Railfan Allen Hurst bird dogged all the great railfan spots in Portland region for us. Union station was a dream stop and we were able to get some great pix of this train as it came out of the station. When I posted this journal, I hadn't a clue what it was, but Chris Dunphy sent me this in an email, "It is a Amtrak Cascade Service trainset. Your locomotive, 90251, appears to be a demotored F40, called a cabbage, with a fuel tank skirt added. The train looks to be a (Spanish) Talgo, tilting style, train set. I imagine the train is powered by one of their specially painted F59s on the aft end.
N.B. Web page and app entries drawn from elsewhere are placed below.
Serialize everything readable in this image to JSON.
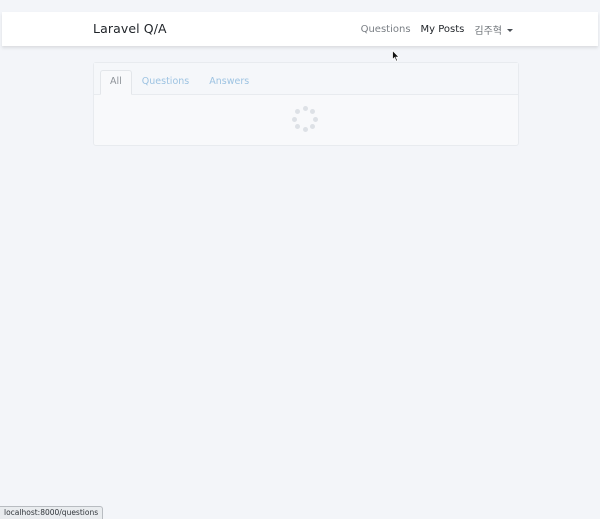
{
  "navbar": {
    "brand": "Laravel Q/A",
    "links": [
      {
        "label": "Questions"
      },
      {
        "label": "My Posts"
      }
    ],
    "user_name": "김주혁"
  },
  "tabs": [
    {
      "label": "All"
    },
    {
      "label": "Questions"
    },
    {
      "label": "Answers"
    }
  ],
  "status_bar": {
    "url": "localhost:8000/questions"
  }
}
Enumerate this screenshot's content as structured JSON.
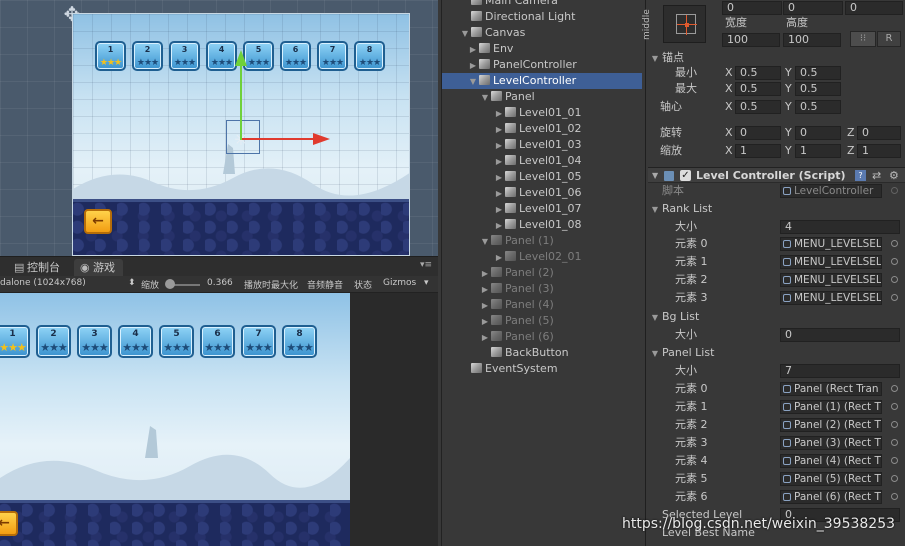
{
  "colors": {
    "accent_selected": "#3e5f96",
    "gizmo_x": "#e03a2e",
    "gizmo_y": "#6fd13a",
    "star": "#f3c11b"
  },
  "scene": {
    "level_numbers": [
      "1",
      "2",
      "3",
      "4",
      "5",
      "6",
      "7",
      "8"
    ],
    "back_icon": "←"
  },
  "gameview": {
    "tabs": [
      {
        "label": "控制台",
        "icon": "console-icon"
      },
      {
        "label": "游戏",
        "icon": "game-icon"
      }
    ],
    "aspect": "dalone (1024x768)",
    "scale_label": "缩放",
    "scale_value": "0.366",
    "maximize_label": "播放时最大化",
    "mute_label": "音频静音",
    "stats_label": "状态",
    "gizmos_label": "Gizmos",
    "level_numbers": [
      "1",
      "2",
      "3",
      "4",
      "5",
      "6",
      "7",
      "8"
    ],
    "back_icon": "←"
  },
  "hierarchy": {
    "items": [
      {
        "label": "Main Camera",
        "depth": 1
      },
      {
        "label": "Directional Light",
        "depth": 1
      },
      {
        "label": "Canvas",
        "depth": 1,
        "expanded": true
      },
      {
        "label": "Env",
        "depth": 2,
        "collapsed": true
      },
      {
        "label": "PanelController",
        "depth": 2,
        "collapsed": true
      },
      {
        "label": "LevelController",
        "depth": 2,
        "expanded": true,
        "selected": true
      },
      {
        "label": "Panel",
        "depth": 3,
        "expanded": true
      },
      {
        "label": "Level01_01",
        "depth": 4,
        "collapsed": true
      },
      {
        "label": "Level01_02",
        "depth": 4,
        "collapsed": true
      },
      {
        "label": "Level01_03",
        "depth": 4,
        "collapsed": true
      },
      {
        "label": "Level01_04",
        "depth": 4,
        "collapsed": true
      },
      {
        "label": "Level01_05",
        "depth": 4,
        "collapsed": true
      },
      {
        "label": "Level01_06",
        "depth": 4,
        "collapsed": true
      },
      {
        "label": "Level01_07",
        "depth": 4,
        "collapsed": true
      },
      {
        "label": "Level01_08",
        "depth": 4,
        "collapsed": true
      },
      {
        "label": "Panel (1)",
        "depth": 3,
        "expanded": true,
        "inactive": true
      },
      {
        "label": "Level02_01",
        "depth": 4,
        "collapsed": true,
        "inactive": true
      },
      {
        "label": "Panel (2)",
        "depth": 3,
        "collapsed": true,
        "inactive": true
      },
      {
        "label": "Panel (3)",
        "depth": 3,
        "collapsed": true,
        "inactive": true
      },
      {
        "label": "Panel (4)",
        "depth": 3,
        "collapsed": true,
        "inactive": true
      },
      {
        "label": "Panel (5)",
        "depth": 3,
        "collapsed": true,
        "inactive": true
      },
      {
        "label": "Panel (6)",
        "depth": 3,
        "collapsed": true,
        "inactive": true
      },
      {
        "label": "BackButton",
        "depth": 3
      },
      {
        "label": "EventSystem",
        "depth": 1
      }
    ]
  },
  "inspector": {
    "anchor_preset": "middle",
    "pos": [
      "0",
      "0",
      "0"
    ],
    "width_label": "宽度",
    "height_label": "高度",
    "width": "100",
    "height": "100",
    "raw_btn": "R",
    "anchors_label": "锚点",
    "min_label": "最小",
    "max_label": "最大",
    "pivot_label": "轴心",
    "min": [
      "0.5",
      "0.5"
    ],
    "max": [
      "0.5",
      "0.5"
    ],
    "pivot": [
      "0.5",
      "0.5"
    ],
    "rotation_label": "旋转",
    "rotation": [
      "0",
      "0",
      "0"
    ],
    "scale_label": "缩放",
    "scale": [
      "1",
      "1",
      "1"
    ],
    "component_title": "Level Controller (Script)",
    "script_label": "脚本",
    "script_value": "LevelController",
    "rank_list_label": "Rank List",
    "size_label": "大小",
    "rank_size": "4",
    "element_labels": [
      "元素 0",
      "元素 1",
      "元素 2",
      "元素 3",
      "元素 4",
      "元素 5",
      "元素 6"
    ],
    "rank_items": [
      "MENU_LEVELSEL",
      "MENU_LEVELSEL",
      "MENU_LEVELSEL",
      "MENU_LEVELSEL"
    ],
    "bg_list_label": "Bg List",
    "bg_size": "0",
    "panel_list_label": "Panel List",
    "panel_size": "7",
    "panel_items": [
      "Panel (Rect Tran",
      "Panel (1) (Rect T",
      "Panel (2) (Rect T",
      "Panel (3) (Rect T",
      "Panel (4) (Rect T",
      "Panel (5) (Rect T",
      "Panel (6) (Rect T"
    ],
    "selected_level_label": "Selected Level",
    "selected_level": "0",
    "level_best_label": "Level Best Name"
  },
  "watermark": "https://blog.csdn.net/weixin_39538253"
}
Train's tilting properties allow for higher speed running in the Northwest and the cabbage allows for a push-pull, timesaving run."
We also passed by a yard with a beautiful Union Pacific smokestack. Finally, he took us to see former Alaska Railroad locomotive #1810 at Dick Samuels' Oregon Pacific Railroad. He uses it with a slug on his short line hauling cold storage items up the 22 miles of track. After viewing and photographing the former Alaska unit, we continued on to the Hurst's home. We spent the night at Beth and Allen's home. Our bedroom's had an HO scale layout running through it and Allen left ARR #3015 with McKinley Explorer passenger cars parked in mine.
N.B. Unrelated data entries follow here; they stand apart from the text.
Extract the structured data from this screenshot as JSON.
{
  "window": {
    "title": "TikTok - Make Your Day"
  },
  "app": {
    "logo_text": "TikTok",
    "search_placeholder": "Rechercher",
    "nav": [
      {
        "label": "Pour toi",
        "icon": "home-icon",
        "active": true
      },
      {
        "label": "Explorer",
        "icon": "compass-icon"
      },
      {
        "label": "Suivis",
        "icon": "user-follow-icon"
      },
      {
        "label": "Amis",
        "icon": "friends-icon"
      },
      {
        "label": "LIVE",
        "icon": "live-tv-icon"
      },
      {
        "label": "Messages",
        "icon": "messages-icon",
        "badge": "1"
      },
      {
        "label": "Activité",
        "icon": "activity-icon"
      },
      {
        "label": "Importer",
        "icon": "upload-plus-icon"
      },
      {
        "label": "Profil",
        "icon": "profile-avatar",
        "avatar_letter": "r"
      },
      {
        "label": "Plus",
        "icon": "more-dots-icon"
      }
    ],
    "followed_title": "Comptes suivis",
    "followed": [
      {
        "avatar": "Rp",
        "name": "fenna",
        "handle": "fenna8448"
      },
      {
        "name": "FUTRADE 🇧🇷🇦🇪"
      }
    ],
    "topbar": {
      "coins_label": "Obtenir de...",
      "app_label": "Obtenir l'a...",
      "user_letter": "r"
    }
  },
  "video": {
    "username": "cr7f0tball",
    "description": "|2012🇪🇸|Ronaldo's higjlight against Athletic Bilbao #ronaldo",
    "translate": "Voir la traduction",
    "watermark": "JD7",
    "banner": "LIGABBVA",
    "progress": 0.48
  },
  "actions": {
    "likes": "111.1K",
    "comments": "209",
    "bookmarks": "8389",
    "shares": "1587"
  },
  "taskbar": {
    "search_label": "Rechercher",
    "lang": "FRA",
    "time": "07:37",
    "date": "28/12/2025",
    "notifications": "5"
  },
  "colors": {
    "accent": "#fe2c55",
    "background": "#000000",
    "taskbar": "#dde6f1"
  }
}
August 7, 2001, Cajun Pass, California
I avoid getting up early while on vacation. Hey, this is part of what a vacation is all about. However, railfan Don Winslow said we'd meet at 7:00 a.m. so as to avoid the heat and have some nice looking shadows in our pictures. He was 110% correct! After meeting him at McDonald's, we headed to Cajun Pass. With a certain degree of grace and beauty, three BNSF pumpkins pull a long load through Sullivan's Curve. We then headed to Summit which provided great views of Cajun Pass and a freight train passing through it. At Swarthout we saw a consist that had a Canadian National locomotive. We finished off the morning at Devoure where we caught this UP tank car train.
August 7, 2001, Tehachapi, Californian
Getting to the Tehachapi Loop is fairly simple. Take route 58 to the Keene exit and let the historical signs guide you three miles to the loop. The road takes you to a loop overlook and historical marker. I hiked up the road and through a field to get a better view of the loop and tunnel. The icing on the cake was seeing a train pass through it 45 minutes after we arrived.
August 8, 2001, Needles, California
As we left our hotel in Needles, my son spotted a nearby train yard. That's my boy! And it turned out to be a real bonus. It had a huge string of flatcars carrying tanks, cargo trucks, flatbeds with containers and other neat stuff. I also took a few photos of some of the locomotives in the yard.
August 9, 2001, somewhere in New Mexico
As we headed for home, I spied a train streaking across the stunning countryside. I took one last photo out my car window.
This page was created 8/22/01 and last updated 8/24/01